ACTIVITY » Restate all data exactly. No images.

SUPPLIED DATA »

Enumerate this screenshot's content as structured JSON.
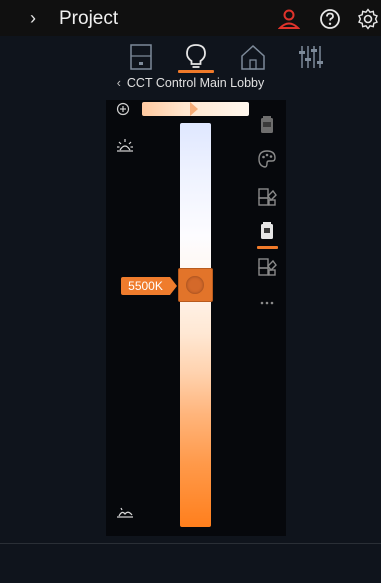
{
  "header": {
    "expand_glyph": "›",
    "title": "Project",
    "icons": [
      "user-icon",
      "help-icon",
      "settings-icon"
    ],
    "user_icon_color": "#e0332b"
  },
  "tabs": [
    {
      "name": "device",
      "icon": "device-icon",
      "active": false
    },
    {
      "name": "light",
      "icon": "bulb-icon",
      "active": true
    },
    {
      "name": "space",
      "icon": "house-icon",
      "active": false
    },
    {
      "name": "controls",
      "icon": "sliders-icon",
      "active": false
    }
  ],
  "breadcrumb": {
    "back_glyph": "‹",
    "label": "CCT Control Main Lobby"
  },
  "cct": {
    "value_label": "5500K",
    "slider_position": 0.4
  },
  "side_tools": [
    "fixture-icon",
    "palette-icon",
    "scene-icon",
    "usb-fixture-icon",
    "scene-grid-icon",
    "more-icon"
  ],
  "active_side_tool": "usb-fixture-icon",
  "colors": {
    "accent": "#f07a2a",
    "background": "#0f141c",
    "panel": "#06080c"
  }
}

OUTPUT BELOW »
Enumerate this screenshot's content as structured JSON.
{
  "header": {
    "expand_glyph": "›",
    "title": "Project",
    "icons": [
      "user-icon",
      "help-icon",
      "settings-icon"
    ],
    "user_icon_color": "#e0332b"
  },
  "tabs": [
    {
      "name": "device",
      "icon": "device-icon",
      "active": false
    },
    {
      "name": "light",
      "icon": "bulb-icon",
      "active": true
    },
    {
      "name": "space",
      "icon": "house-icon",
      "active": false
    },
    {
      "name": "controls",
      "icon": "sliders-icon",
      "active": false
    }
  ],
  "breadcrumb": {
    "back_glyph": "‹",
    "label": "CCT Control Main Lobby"
  },
  "cct": {
    "value_label": "5500K",
    "slider_position": 0.4
  },
  "side_tools": [
    "fixture-icon",
    "palette-icon",
    "scene-icon",
    "usb-fixture-icon",
    "scene-grid-icon",
    "more-icon"
  ],
  "active_side_tool": "usb-fixture-icon",
  "colors": {
    "accent": "#f07a2a",
    "background": "#0f141c",
    "panel": "#06080c"
  }
}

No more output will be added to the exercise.